A total of 50,000 testing kits were flown in Saturday from South Korea to Baltimore-Washington International Airport (BWI). These kits can produce up to 500,000 tests, Hogan said during a Monday news conference. 

To put that number in perspective, as of Monday, Maryland had conducted roughly 70,000 COVID-19 tests. Hogan noted that less than 500,000 tests have been conducted in four of the top five states with positive cases of the coronavirus.

The news conference featured Hogan and his wife, Yumi, who he said played a major role in negotiations. Yumi Hogan is the first Korean-American First Lady in the United States and first Asian-American First Lady of Maryland. She grew up on a South Korean farm and immigrated to Maryland more than 40 years ago. (RELATED: INTERACTIVE: This Map Shows How Many Have Died From COVID-19 In Each State)

“From the beginning of this coronavirus pandemic, one of the biggest problems in America has been the lack of availability of testing,” Hogan said during the news conference.”It remains the most serious obstacle in safely reopening our states.”

Hogan, who also serves as the chairman of the National Governors Association, said he and his wife spent 22 days negotiating with the South Korean government and vetting with the federal government to finalize a deal. In total, Hogan said using the kits will cost the state $9 million. 

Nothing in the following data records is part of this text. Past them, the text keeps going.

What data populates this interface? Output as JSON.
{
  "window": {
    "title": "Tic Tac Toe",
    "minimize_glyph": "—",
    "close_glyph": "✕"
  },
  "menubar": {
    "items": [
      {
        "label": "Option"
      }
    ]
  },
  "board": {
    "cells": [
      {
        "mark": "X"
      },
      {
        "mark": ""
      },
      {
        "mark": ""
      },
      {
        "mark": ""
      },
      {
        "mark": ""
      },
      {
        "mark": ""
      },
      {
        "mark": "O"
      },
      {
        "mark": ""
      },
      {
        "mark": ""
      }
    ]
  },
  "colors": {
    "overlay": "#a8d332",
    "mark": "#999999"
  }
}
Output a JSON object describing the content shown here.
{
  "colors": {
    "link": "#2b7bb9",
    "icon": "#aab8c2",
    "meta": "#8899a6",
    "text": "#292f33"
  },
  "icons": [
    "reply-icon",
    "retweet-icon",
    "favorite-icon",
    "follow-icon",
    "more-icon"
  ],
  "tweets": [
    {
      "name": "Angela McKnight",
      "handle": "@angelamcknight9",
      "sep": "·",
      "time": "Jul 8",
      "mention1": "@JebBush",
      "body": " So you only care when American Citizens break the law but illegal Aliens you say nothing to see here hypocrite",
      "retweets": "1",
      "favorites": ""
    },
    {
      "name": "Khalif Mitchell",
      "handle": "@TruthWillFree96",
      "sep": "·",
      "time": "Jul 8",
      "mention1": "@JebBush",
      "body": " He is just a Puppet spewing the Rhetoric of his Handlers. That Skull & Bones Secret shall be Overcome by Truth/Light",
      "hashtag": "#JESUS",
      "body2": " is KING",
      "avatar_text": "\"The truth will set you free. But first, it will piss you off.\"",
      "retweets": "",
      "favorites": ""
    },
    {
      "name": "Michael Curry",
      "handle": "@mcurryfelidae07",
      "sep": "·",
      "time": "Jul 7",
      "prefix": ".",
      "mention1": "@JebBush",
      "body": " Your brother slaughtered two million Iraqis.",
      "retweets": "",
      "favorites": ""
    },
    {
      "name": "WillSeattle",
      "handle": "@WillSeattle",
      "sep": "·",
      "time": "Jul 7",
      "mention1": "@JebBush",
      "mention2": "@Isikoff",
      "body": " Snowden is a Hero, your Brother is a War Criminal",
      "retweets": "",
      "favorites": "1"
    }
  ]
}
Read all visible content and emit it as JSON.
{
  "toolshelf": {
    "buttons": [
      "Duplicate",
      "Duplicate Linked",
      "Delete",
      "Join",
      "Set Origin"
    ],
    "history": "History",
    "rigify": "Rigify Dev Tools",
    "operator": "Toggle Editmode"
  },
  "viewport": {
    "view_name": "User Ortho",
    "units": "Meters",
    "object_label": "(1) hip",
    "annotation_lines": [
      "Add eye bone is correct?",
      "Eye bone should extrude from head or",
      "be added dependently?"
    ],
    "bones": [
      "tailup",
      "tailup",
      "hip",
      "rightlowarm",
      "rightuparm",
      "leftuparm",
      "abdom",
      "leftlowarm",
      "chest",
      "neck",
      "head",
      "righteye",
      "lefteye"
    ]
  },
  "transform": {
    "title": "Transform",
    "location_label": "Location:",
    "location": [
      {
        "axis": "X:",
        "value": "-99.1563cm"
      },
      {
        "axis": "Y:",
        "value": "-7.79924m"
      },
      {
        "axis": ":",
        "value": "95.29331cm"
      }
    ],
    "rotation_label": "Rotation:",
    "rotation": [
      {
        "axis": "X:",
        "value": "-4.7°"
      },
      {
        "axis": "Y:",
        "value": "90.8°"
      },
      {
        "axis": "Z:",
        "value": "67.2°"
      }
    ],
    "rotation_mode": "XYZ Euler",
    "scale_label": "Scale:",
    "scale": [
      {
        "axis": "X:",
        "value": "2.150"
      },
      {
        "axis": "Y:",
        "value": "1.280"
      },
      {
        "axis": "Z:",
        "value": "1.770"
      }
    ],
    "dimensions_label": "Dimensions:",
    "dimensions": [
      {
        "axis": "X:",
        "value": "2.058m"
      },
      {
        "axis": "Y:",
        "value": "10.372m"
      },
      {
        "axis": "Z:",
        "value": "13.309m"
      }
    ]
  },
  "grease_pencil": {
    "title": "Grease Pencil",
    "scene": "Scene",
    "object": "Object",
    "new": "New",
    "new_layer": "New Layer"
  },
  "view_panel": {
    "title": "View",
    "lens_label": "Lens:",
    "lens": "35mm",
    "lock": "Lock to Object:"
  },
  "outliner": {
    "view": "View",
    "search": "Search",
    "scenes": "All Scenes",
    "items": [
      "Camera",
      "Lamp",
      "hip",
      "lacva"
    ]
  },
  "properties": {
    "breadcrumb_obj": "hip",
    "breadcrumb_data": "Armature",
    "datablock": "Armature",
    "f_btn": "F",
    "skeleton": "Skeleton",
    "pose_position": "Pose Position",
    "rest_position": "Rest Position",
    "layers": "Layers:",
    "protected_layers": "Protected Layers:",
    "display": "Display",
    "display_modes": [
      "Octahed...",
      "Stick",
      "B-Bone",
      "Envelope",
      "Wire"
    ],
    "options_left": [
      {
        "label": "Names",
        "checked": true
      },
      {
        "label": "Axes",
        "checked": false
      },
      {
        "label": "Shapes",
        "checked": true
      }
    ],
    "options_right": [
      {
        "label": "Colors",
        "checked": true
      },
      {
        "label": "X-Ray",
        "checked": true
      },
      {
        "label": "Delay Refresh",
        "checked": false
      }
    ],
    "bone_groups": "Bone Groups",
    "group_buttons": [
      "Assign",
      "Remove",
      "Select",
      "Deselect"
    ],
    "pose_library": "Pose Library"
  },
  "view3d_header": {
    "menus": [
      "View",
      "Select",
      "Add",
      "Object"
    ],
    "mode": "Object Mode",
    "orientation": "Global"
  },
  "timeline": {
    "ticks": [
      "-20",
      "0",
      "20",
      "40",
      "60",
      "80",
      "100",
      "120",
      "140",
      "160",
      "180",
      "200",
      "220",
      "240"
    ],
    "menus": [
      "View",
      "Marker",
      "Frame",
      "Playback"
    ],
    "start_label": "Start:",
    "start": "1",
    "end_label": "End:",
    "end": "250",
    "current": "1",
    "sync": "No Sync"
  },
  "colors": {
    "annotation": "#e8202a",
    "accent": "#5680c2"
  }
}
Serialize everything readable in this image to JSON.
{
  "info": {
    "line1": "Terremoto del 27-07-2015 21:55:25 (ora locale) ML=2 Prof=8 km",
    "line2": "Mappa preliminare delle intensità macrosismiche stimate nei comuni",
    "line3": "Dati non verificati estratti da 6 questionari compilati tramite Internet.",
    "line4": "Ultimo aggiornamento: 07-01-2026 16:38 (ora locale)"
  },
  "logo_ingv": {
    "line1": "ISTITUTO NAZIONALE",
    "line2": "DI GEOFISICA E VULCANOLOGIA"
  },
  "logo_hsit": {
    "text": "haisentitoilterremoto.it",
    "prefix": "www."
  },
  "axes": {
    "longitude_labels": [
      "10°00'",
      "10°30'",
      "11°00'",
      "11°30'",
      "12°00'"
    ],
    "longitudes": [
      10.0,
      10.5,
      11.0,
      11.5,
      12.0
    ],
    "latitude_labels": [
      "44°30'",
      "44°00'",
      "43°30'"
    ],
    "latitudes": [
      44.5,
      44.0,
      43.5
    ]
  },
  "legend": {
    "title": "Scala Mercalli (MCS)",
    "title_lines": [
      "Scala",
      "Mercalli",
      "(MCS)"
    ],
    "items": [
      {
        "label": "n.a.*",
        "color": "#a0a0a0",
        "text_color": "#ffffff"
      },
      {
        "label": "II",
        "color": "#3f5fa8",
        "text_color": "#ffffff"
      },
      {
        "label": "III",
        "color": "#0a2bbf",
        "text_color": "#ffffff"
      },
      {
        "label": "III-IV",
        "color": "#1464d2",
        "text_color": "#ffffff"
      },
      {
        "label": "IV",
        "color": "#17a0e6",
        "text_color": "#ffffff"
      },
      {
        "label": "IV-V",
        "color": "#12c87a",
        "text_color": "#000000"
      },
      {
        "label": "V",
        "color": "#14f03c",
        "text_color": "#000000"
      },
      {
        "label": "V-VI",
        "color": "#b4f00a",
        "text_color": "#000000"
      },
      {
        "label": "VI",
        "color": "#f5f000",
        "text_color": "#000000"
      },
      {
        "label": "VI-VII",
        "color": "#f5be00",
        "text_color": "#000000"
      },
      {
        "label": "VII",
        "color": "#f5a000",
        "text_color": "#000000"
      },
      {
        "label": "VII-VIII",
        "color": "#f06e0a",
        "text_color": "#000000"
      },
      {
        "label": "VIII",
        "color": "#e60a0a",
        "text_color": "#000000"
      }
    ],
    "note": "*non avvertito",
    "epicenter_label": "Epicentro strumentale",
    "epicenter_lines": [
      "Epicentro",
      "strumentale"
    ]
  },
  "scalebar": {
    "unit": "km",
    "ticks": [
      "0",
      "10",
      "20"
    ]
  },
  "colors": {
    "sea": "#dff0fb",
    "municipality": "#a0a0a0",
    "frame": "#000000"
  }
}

The plan to bring the testing kits from South Korea to Maryland was referred to by Hogan as “Operation Enduring Friendship.” A South Korean flag stood behind Hogan during the news conference between the U.S. and Maryland flags. (RELATED: Can Sunlight Really Kill Coronavirus? Separating The Truth From The Fake News)

While meeting at the residence of the South Korean ambassador to the U.S. in Washington two months ago, Hogan said he spoke digitally with South Korean President Moon Jae-in, who had kind words regarding his wife and referred to him as a “son-in-law to the Korean people.”Hogan has made frequent media appearances in recent weeks, during which he has expressed concerns about the lack of testing in states.

The governor said he plans to release a detailed plan later this week regarding how to reopen Maryland’s economy. He established a mandate Friday requiring Marylanders to wear masks in stores and on public transit.